[[ INFORMATION SUPPLIED, beginning ]]

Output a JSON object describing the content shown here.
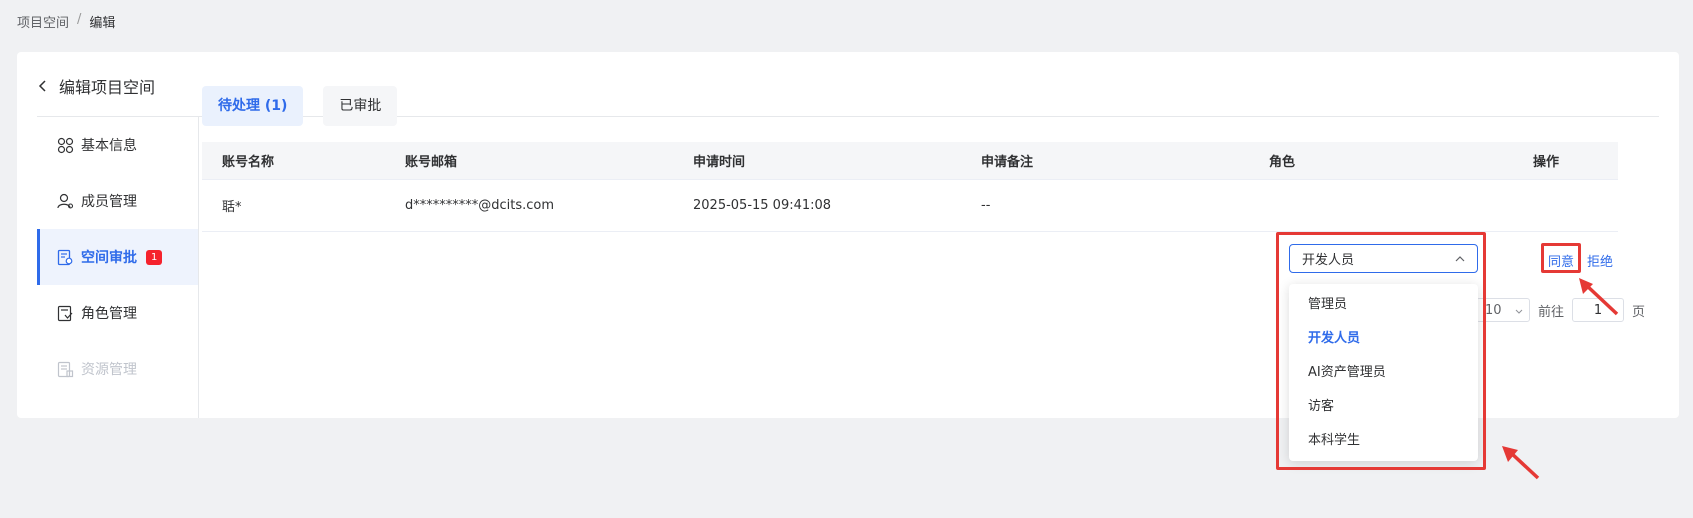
{
  "breadcrumb": {
    "parent": "项目空间",
    "separator": "/",
    "current": "编辑"
  },
  "page": {
    "title": "编辑项目空间"
  },
  "sidebar": {
    "items": [
      {
        "label": "基本信息",
        "icon": "grid-icon"
      },
      {
        "label": "成员管理",
        "icon": "user-icon"
      },
      {
        "label": "空间审批",
        "icon": "approval-icon",
        "badge": "1",
        "active": true
      },
      {
        "label": "角色管理",
        "icon": "role-icon"
      },
      {
        "label": "资源管理",
        "icon": "resource-icon",
        "disabled": true
      }
    ]
  },
  "tabs": [
    {
      "label": "待处理 (1)",
      "active": true
    },
    {
      "label": "已审批"
    }
  ],
  "table": {
    "headers": [
      "账号名称",
      "账号邮箱",
      "申请时间",
      "申请备注",
      "角色",
      "操作"
    ],
    "rows": [
      {
        "name": "聒*",
        "email": "d**********@dcits.com",
        "time": "2025-05-15 09:41:08",
        "note": "--",
        "role": "开发人员",
        "agree": "同意",
        "reject": "拒绝"
      }
    ]
  },
  "role_dropdown": {
    "selected": "开发人员",
    "options": [
      "管理员",
      "开发人员",
      "AI资产管理员",
      "访客",
      "本科学生"
    ]
  },
  "pagination": {
    "page_size": "10",
    "goto_label": "前往",
    "goto_value": "1",
    "page_unit": "页"
  },
  "colors": {
    "accent": "#2f6bea",
    "highlight": "#e53935",
    "badge": "#f5222d"
  }
}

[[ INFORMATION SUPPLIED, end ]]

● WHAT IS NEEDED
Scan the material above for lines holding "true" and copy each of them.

● EXERCISE RESULT
        "active": true
        "disabled": true
      "active": true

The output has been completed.